> _Aim of the exercise_
Whenever a line below holds the word "Verify", copy that line.
#### Data extract ####
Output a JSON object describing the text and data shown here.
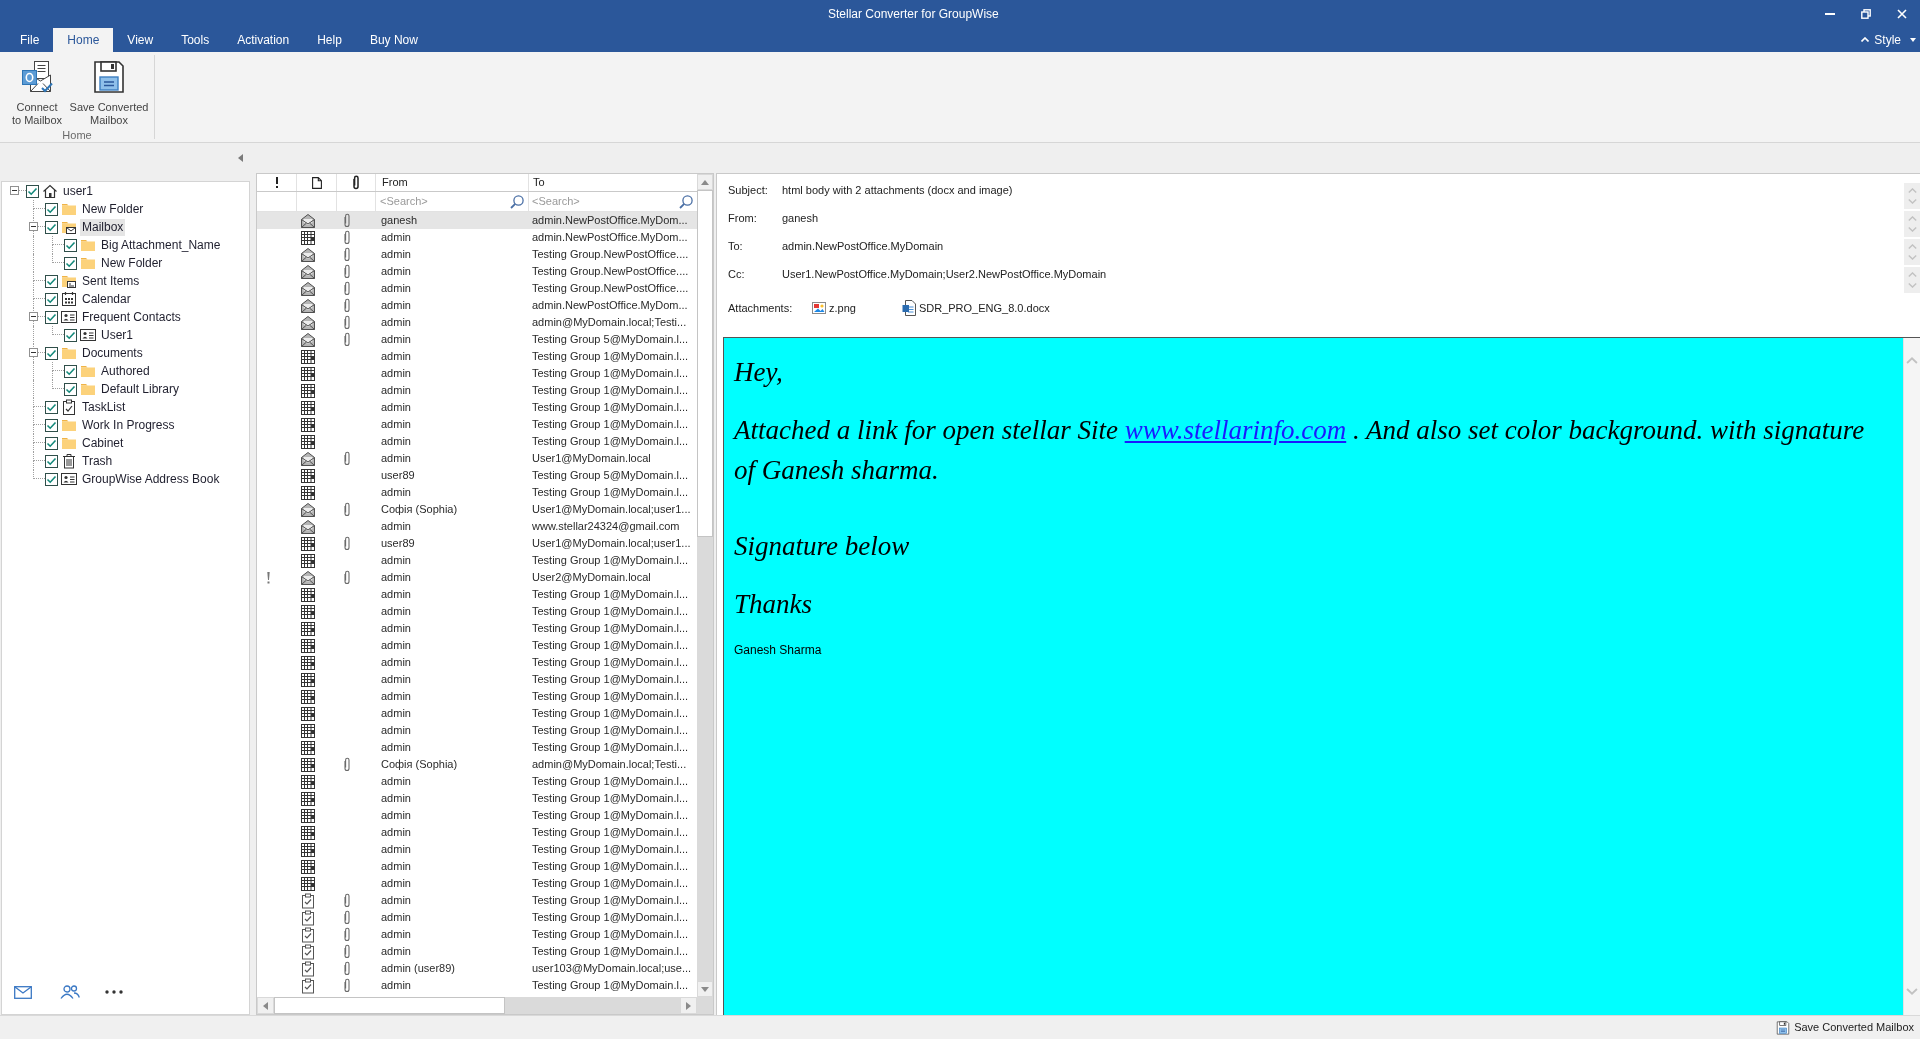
{
  "window": {
    "title": "Stellar Converter for GroupWise"
  },
  "menu_tabs": [
    {
      "label": "File",
      "selected": false
    },
    {
      "label": "Home",
      "selected": true
    },
    {
      "label": "View",
      "selected": false
    },
    {
      "label": "Tools",
      "selected": false
    },
    {
      "label": "Activation",
      "selected": false
    },
    {
      "label": "Help",
      "selected": false
    },
    {
      "label": "Buy Now",
      "selected": false
    }
  ],
  "style_menu": {
    "label": "Style"
  },
  "ribbon": {
    "buttons": [
      {
        "kind": "connect",
        "label_lines": [
          "Connect",
          "to Mailbox"
        ]
      },
      {
        "kind": "save",
        "label_lines": [
          "Save Converted",
          "Mailbox"
        ]
      }
    ],
    "group_label": "Home"
  },
  "folder_tree": [
    {
      "label": "user1",
      "kind": "user",
      "checked": true,
      "expanded": true,
      "selected": false,
      "children": [
        {
          "label": "New Folder",
          "kind": "folder",
          "checked": true,
          "selected": false
        },
        {
          "label": "Mailbox",
          "kind": "mailbox",
          "checked": true,
          "expanded": true,
          "selected": true,
          "children": [
            {
              "label": "Big Attachment_Name",
              "kind": "folder",
              "checked": true,
              "selected": false
            },
            {
              "label": "New Folder",
              "kind": "folder",
              "checked": true,
              "selected": false
            }
          ]
        },
        {
          "label": "Sent Items",
          "kind": "sent",
          "checked": true,
          "selected": false
        },
        {
          "label": "Calendar",
          "kind": "calendar",
          "checked": true,
          "selected": false
        },
        {
          "label": "Frequent Contacts",
          "kind": "contacts",
          "checked": true,
          "expanded": true,
          "selected": false,
          "children": [
            {
              "label": "User1",
              "kind": "contacts",
              "checked": true,
              "selected": false
            }
          ]
        },
        {
          "label": "Documents",
          "kind": "folder",
          "checked": true,
          "expanded": true,
          "selected": false,
          "children": [
            {
              "label": "Authored",
              "kind": "folder",
              "checked": true,
              "selected": false
            },
            {
              "label": "Default Library",
              "kind": "folder",
              "checked": true,
              "selected": false
            }
          ]
        },
        {
          "label": "TaskList",
          "kind": "tasks",
          "checked": true,
          "selected": false
        },
        {
          "label": "Work In Progress",
          "kind": "folder",
          "checked": true,
          "selected": false
        },
        {
          "label": "Cabinet",
          "kind": "folder",
          "checked": true,
          "selected": false
        },
        {
          "label": "Trash",
          "kind": "trash",
          "checked": true,
          "selected": false
        },
        {
          "label": "GroupWise Address Book",
          "kind": "contacts",
          "checked": true,
          "selected": false
        }
      ]
    }
  ],
  "message_list": {
    "columns": [
      {
        "label": "From"
      },
      {
        "label": "To"
      }
    ],
    "search": [
      {
        "placeholder": "<Search>"
      },
      {
        "placeholder": "<Search>"
      }
    ],
    "rows": [
      {
        "from": "ganesh",
        "to": "admin.NewPostOffice.MyDom...",
        "kind": "mail",
        "attachment": true,
        "important": false,
        "selected": true
      },
      {
        "from": "admin",
        "to": "admin.NewPostOffice.MyDom...",
        "kind": "appointment",
        "attachment": true,
        "important": false,
        "selected": false
      },
      {
        "from": "admin",
        "to": "Testing Group.NewPostOffice....",
        "kind": "mail",
        "attachment": true,
        "important": false,
        "selected": false
      },
      {
        "from": "admin",
        "to": "Testing Group.NewPostOffice....",
        "kind": "mail",
        "attachment": true,
        "important": false,
        "selected": false
      },
      {
        "from": "admin",
        "to": "Testing Group.NewPostOffice....",
        "kind": "mail",
        "attachment": true,
        "important": false,
        "selected": false
      },
      {
        "from": "admin",
        "to": "admin.NewPostOffice.MyDom...",
        "kind": "mail",
        "attachment": true,
        "important": false,
        "selected": false
      },
      {
        "from": "admin",
        "to": "admin@MyDomain.local;Testi...",
        "kind": "mail",
        "attachment": true,
        "important": false,
        "selected": false
      },
      {
        "from": "admin",
        "to": "Testing Group 5@MyDomain.l...",
        "kind": "mail",
        "attachment": true,
        "important": false,
        "selected": false
      },
      {
        "from": "admin",
        "to": "Testing Group 1@MyDomain.l...",
        "kind": "appointment",
        "attachment": false,
        "important": false,
        "selected": false
      },
      {
        "from": "admin",
        "to": "Testing Group 1@MyDomain.l...",
        "kind": "appointment",
        "attachment": false,
        "important": false,
        "selected": false
      },
      {
        "from": "admin",
        "to": "Testing Group 1@MyDomain.l...",
        "kind": "appointment",
        "attachment": false,
        "important": false,
        "selected": false
      },
      {
        "from": "admin",
        "to": "Testing Group 1@MyDomain.l...",
        "kind": "appointment",
        "attachment": false,
        "important": false,
        "selected": false
      },
      {
        "from": "admin",
        "to": "Testing Group 1@MyDomain.l...",
        "kind": "appointment",
        "attachment": false,
        "important": false,
        "selected": false
      },
      {
        "from": "admin",
        "to": "Testing Group 1@MyDomain.l...",
        "kind": "appointment",
        "attachment": false,
        "important": false,
        "selected": false
      },
      {
        "from": "admin",
        "to": "User1@MyDomain.local",
        "kind": "mail",
        "attachment": true,
        "important": false,
        "selected": false
      },
      {
        "from": "user89",
        "to": "Testing Group 5@MyDomain.l...",
        "kind": "appointment",
        "attachment": false,
        "important": false,
        "selected": false
      },
      {
        "from": "admin",
        "to": "Testing Group 1@MyDomain.l...",
        "kind": "appointment",
        "attachment": false,
        "important": false,
        "selected": false
      },
      {
        "from": "Софія (Sophia)",
        "to": "User1@MyDomain.local;user1...",
        "kind": "mail",
        "attachment": true,
        "important": false,
        "selected": false
      },
      {
        "from": "admin",
        "to": "www.stellar24324@gmail.com",
        "kind": "mail",
        "attachment": false,
        "important": false,
        "selected": false
      },
      {
        "from": "user89",
        "to": "User1@MyDomain.local;user1...",
        "kind": "appointment",
        "attachment": true,
        "important": false,
        "selected": false
      },
      {
        "from": "admin",
        "to": "Testing Group 1@MyDomain.l...",
        "kind": "appointment",
        "attachment": false,
        "important": false,
        "selected": false
      },
      {
        "from": "admin",
        "to": "User2@MyDomain.local",
        "kind": "mail",
        "attachment": true,
        "important": true,
        "selected": false
      },
      {
        "from": "admin",
        "to": "Testing Group 1@MyDomain.l...",
        "kind": "appointment",
        "attachment": false,
        "important": false,
        "selected": false
      },
      {
        "from": "admin",
        "to": "Testing Group 1@MyDomain.l...",
        "kind": "appointment",
        "attachment": false,
        "important": false,
        "selected": false
      },
      {
        "from": "admin",
        "to": "Testing Group 1@MyDomain.l...",
        "kind": "appointment",
        "attachment": false,
        "important": false,
        "selected": false
      },
      {
        "from": "admin",
        "to": "Testing Group 1@MyDomain.l...",
        "kind": "appointment",
        "attachment": false,
        "important": false,
        "selected": false
      },
      {
        "from": "admin",
        "to": "Testing Group 1@MyDomain.l...",
        "kind": "appointment",
        "attachment": false,
        "important": false,
        "selected": false
      },
      {
        "from": "admin",
        "to": "Testing Group 1@MyDomain.l...",
        "kind": "appointment",
        "attachment": false,
        "important": false,
        "selected": false
      },
      {
        "from": "admin",
        "to": "Testing Group 1@MyDomain.l...",
        "kind": "appointment",
        "attachment": false,
        "important": false,
        "selected": false
      },
      {
        "from": "admin",
        "to": "Testing Group 1@MyDomain.l...",
        "kind": "appointment",
        "attachment": false,
        "important": false,
        "selected": false
      },
      {
        "from": "admin",
        "to": "Testing Group 1@MyDomain.l...",
        "kind": "appointment",
        "attachment": false,
        "important": false,
        "selected": false
      },
      {
        "from": "admin",
        "to": "Testing Group 1@MyDomain.l...",
        "kind": "appointment",
        "attachment": false,
        "important": false,
        "selected": false
      },
      {
        "from": "Софія (Sophia)",
        "to": "admin@MyDomain.local;Testi...",
        "kind": "appointment",
        "attachment": true,
        "important": false,
        "selected": false
      },
      {
        "from": "admin",
        "to": "Testing Group 1@MyDomain.l...",
        "kind": "appointment",
        "attachment": false,
        "important": false,
        "selected": false
      },
      {
        "from": "admin",
        "to": "Testing Group 1@MyDomain.l...",
        "kind": "appointment",
        "attachment": false,
        "important": false,
        "selected": false
      },
      {
        "from": "admin",
        "to": "Testing Group 1@MyDomain.l...",
        "kind": "appointment",
        "attachment": false,
        "important": false,
        "selected": false
      },
      {
        "from": "admin",
        "to": "Testing Group 1@MyDomain.l...",
        "kind": "appointment",
        "attachment": false,
        "important": false,
        "selected": false
      },
      {
        "from": "admin",
        "to": "Testing Group 1@MyDomain.l...",
        "kind": "appointment",
        "attachment": false,
        "important": false,
        "selected": false
      },
      {
        "from": "admin",
        "to": "Testing Group 1@MyDomain.l...",
        "kind": "appointment",
        "attachment": false,
        "important": false,
        "selected": false
      },
      {
        "from": "admin",
        "to": "Testing Group 1@MyDomain.l...",
        "kind": "appointment",
        "attachment": false,
        "important": false,
        "selected": false
      },
      {
        "from": "admin",
        "to": "Testing Group 1@MyDomain.l...",
        "kind": "task",
        "attachment": true,
        "important": false,
        "selected": false
      },
      {
        "from": "admin",
        "to": "Testing Group 1@MyDomain.l...",
        "kind": "task",
        "attachment": true,
        "important": false,
        "selected": false
      },
      {
        "from": "admin",
        "to": "Testing Group 1@MyDomain.l...",
        "kind": "task",
        "attachment": true,
        "important": false,
        "selected": false
      },
      {
        "from": "admin",
        "to": "Testing Group 1@MyDomain.l...",
        "kind": "task",
        "attachment": true,
        "important": false,
        "selected": false
      },
      {
        "from": "admin (user89)",
        "to": "user103@MyDomain.local;use...",
        "kind": "task",
        "attachment": true,
        "important": false,
        "selected": false
      },
      {
        "from": "admin",
        "to": "Testing Group 1@MyDomain.l...",
        "kind": "task",
        "attachment": true,
        "important": false,
        "selected": false
      }
    ]
  },
  "preview": {
    "fields": [
      {
        "label": "Subject:",
        "value": "html body with 2 attachments (docx and image)"
      },
      {
        "label": "From:",
        "value": "ganesh"
      },
      {
        "label": "To:",
        "value": "admin.NewPostOffice.MyDomain"
      },
      {
        "label": "Cc:",
        "value": "User1.NewPostOffice.MyDomain;User2.NewPostOffice.MyDomain"
      }
    ],
    "attachments_label": "Attachments:",
    "attachments": [
      {
        "name": "z.png",
        "kind": "image"
      },
      {
        "name": "SDR_PRO_ENG_8.0.docx",
        "kind": "document"
      }
    ],
    "body": [
      {
        "kind": "script",
        "text": "Hey,"
      },
      {
        "kind": "script-link",
        "before": "Attached a link for open stellar Site",
        "link": "www.stellarinfo.com",
        "after": ". And also set color background. with signature of Ganesh sharma."
      },
      {
        "kind": "script",
        "text": "Signature below"
      },
      {
        "kind": "script",
        "text": "Thanks"
      },
      {
        "kind": "plain",
        "text": "Ganesh Sharma"
      }
    ]
  },
  "status_bar": {
    "button": "Save Converted Mailbox"
  }
}
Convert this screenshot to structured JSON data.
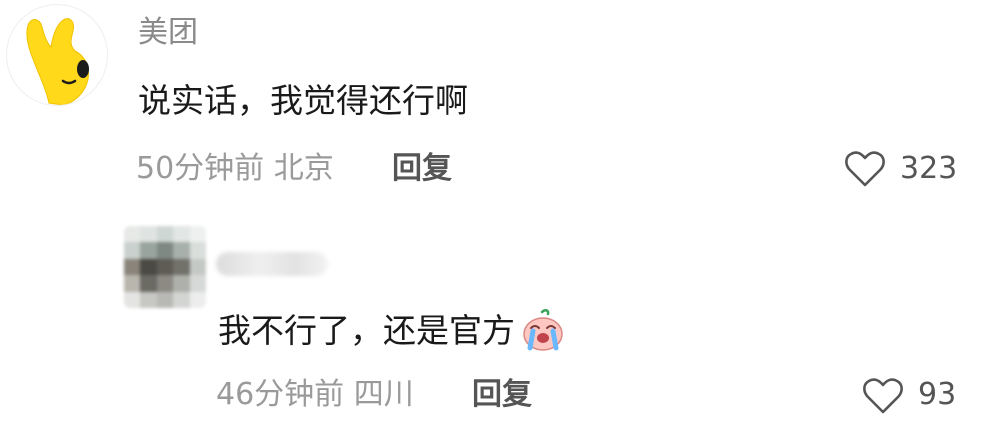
{
  "comment": {
    "author": "美团",
    "text": "说实话，我觉得还行啊",
    "time": "50分钟前",
    "location": "北京",
    "reply_label": "回复",
    "likes": "323"
  },
  "reply": {
    "author": "",
    "text": "我不行了，还是官方",
    "emoji_icon": "crying-face-icon",
    "time": "46分钟前",
    "location": "四川",
    "reply_label": "回复",
    "likes": "93"
  },
  "colors": {
    "avatar_yellow": "#ffd91a",
    "meta_gray": "#9a9a9a",
    "text_dark": "#1a1a1a"
  }
}
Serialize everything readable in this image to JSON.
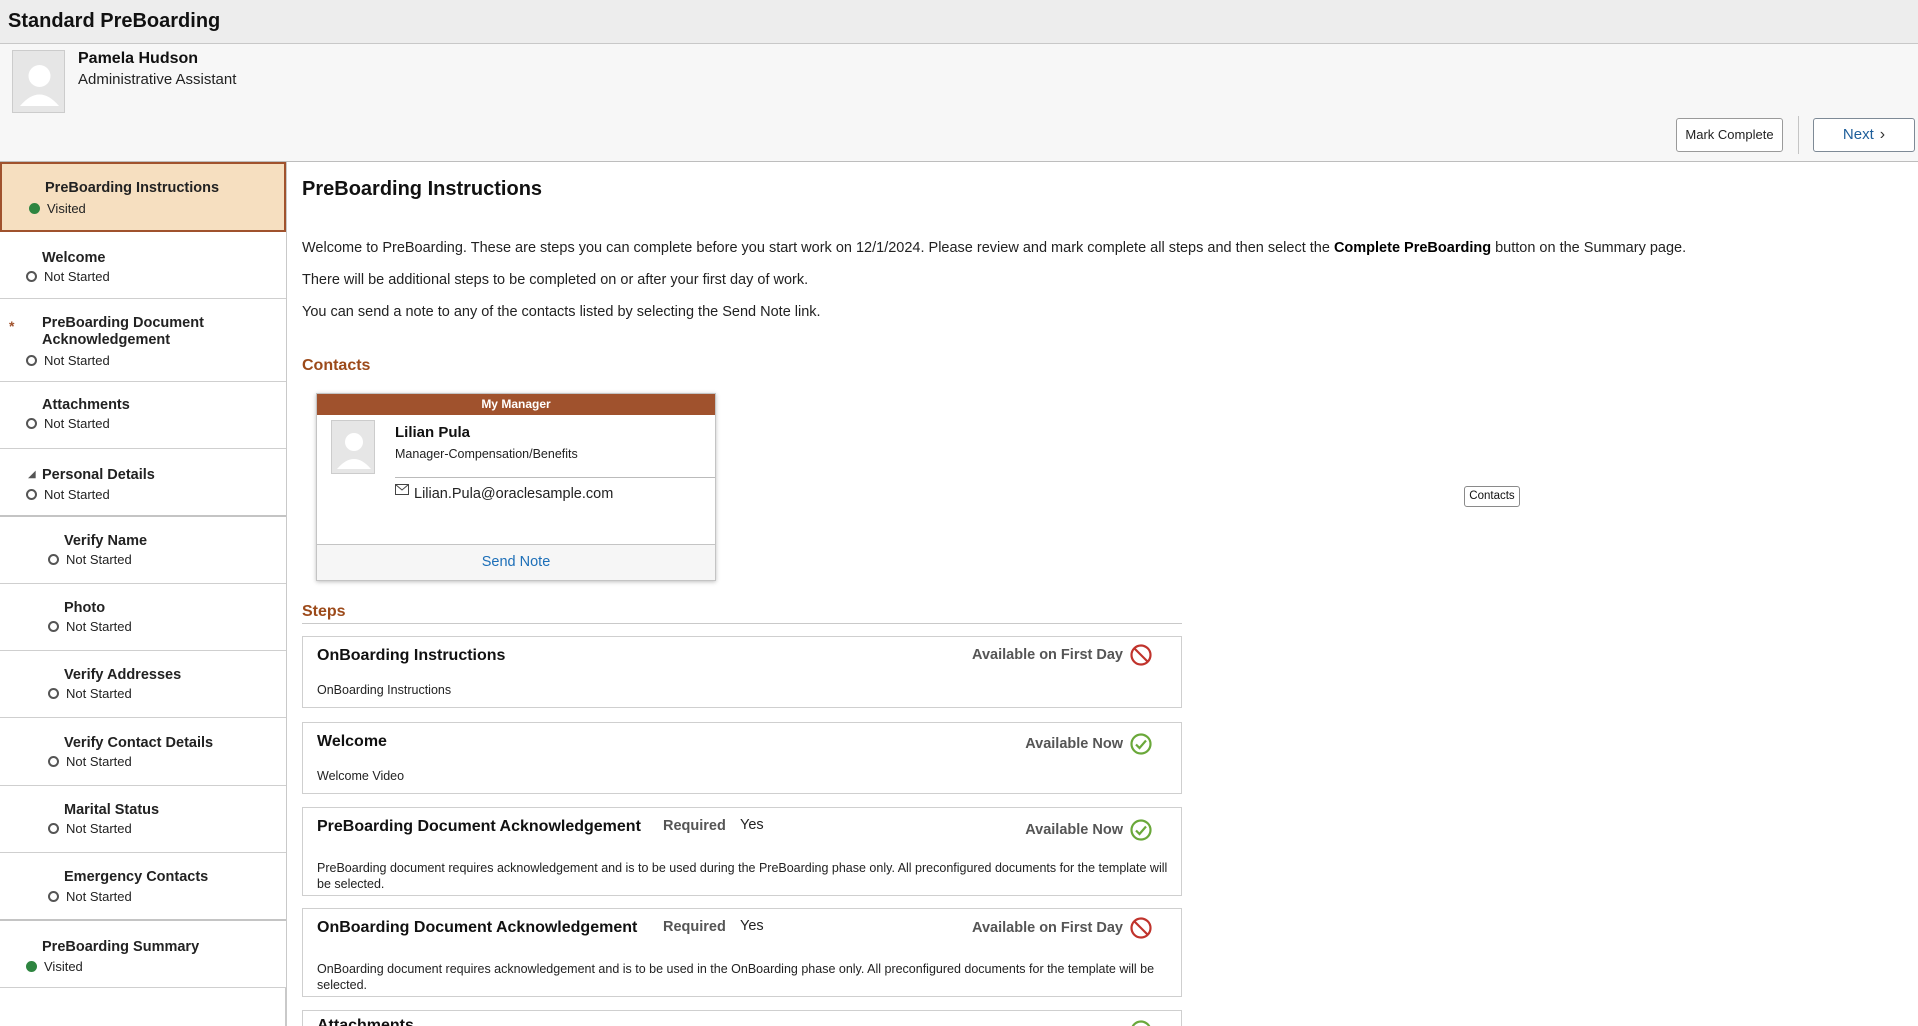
{
  "banner": {
    "title": "Standard PreBoarding"
  },
  "person": {
    "name": "Pamela Hudson",
    "title": "Administrative Assistant"
  },
  "actions": {
    "mark_complete": "Mark Complete",
    "next": "Next"
  },
  "sidebar": {
    "items": [
      {
        "label": "PreBoarding Instructions",
        "status": "Visited"
      },
      {
        "label": "Welcome",
        "status": "Not Started"
      },
      {
        "label": "PreBoarding Document Acknowledgement",
        "status": "Not Started",
        "required_marker": "*"
      },
      {
        "label": "Attachments",
        "status": "Not Started"
      },
      {
        "label": "Personal Details",
        "status": "Not Started"
      },
      {
        "label": "Verify Name",
        "status": "Not Started"
      },
      {
        "label": "Photo",
        "status": "Not Started"
      },
      {
        "label": "Verify Addresses",
        "status": "Not Started"
      },
      {
        "label": "Verify Contact Details",
        "status": "Not Started"
      },
      {
        "label": "Marital Status",
        "status": "Not Started"
      },
      {
        "label": "Emergency Contacts",
        "status": "Not Started"
      },
      {
        "label": "PreBoarding Summary",
        "status": "Visited"
      }
    ]
  },
  "main": {
    "title": "PreBoarding Instructions",
    "intro_1a": "Welcome to PreBoarding. These are steps you can complete before you start work on 12/1/2024. Please review and mark complete all steps and then select the",
    "intro_1b": "Complete PreBoarding",
    "intro_1c": "button on the Summary page.",
    "intro_2": "There will be additional steps to be completed on or after your first day of work.",
    "intro_3": "You can send a note to any of the contacts listed by selecting the Send Note link.",
    "contacts_heading": "Contacts",
    "contacts_button": "Contacts",
    "steps_heading": "Steps"
  },
  "contact_card": {
    "header": "My Manager",
    "name": "Lilian Pula",
    "role": "Manager-Compensation/Benefits",
    "email": "Lilian.Pula@oraclesample.com",
    "send_note": "Send Note"
  },
  "steps": [
    {
      "title": "OnBoarding Instructions",
      "availability": "Available on First Day",
      "status_icon": "not-available-icon",
      "description": "OnBoarding Instructions"
    },
    {
      "title": "Welcome",
      "availability": "Available Now",
      "status_icon": "available-check-icon",
      "description": "Welcome Video"
    },
    {
      "title": "PreBoarding Document Acknowledgement",
      "required_label": "Required",
      "required_value": "Yes",
      "availability": "Available Now",
      "status_icon": "available-check-icon",
      "description": "PreBoarding document requires acknowledgement and is to be used during the PreBoarding phase only. All preconfigured documents for the template will be selected."
    },
    {
      "title": "OnBoarding Document Acknowledgement",
      "required_label": "Required",
      "required_value": "Yes",
      "availability": "Available on First Day",
      "status_icon": "not-available-icon",
      "description": "OnBoarding document requires acknowledgement and is to be used in the OnBoarding phase only. All preconfigured documents for the template will be selected."
    },
    {
      "title": "Attachments",
      "availability": "",
      "status_icon": "available-check-icon",
      "description": ""
    }
  ],
  "colors": {
    "accent": "#a0522d",
    "active_nav_bg": "#f6dfc0",
    "visited_dot": "#2e8540",
    "link": "#1d6fb8",
    "available_icon": "#6aa83a",
    "unavailable_icon": "#c0332c"
  }
}
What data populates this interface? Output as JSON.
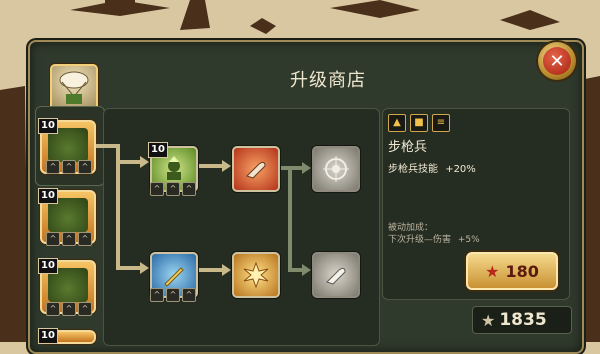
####
> _Answer_
        "label": "Verify Name",
        "label": "Verify Addresses",
        "label": "Verify Contact Details",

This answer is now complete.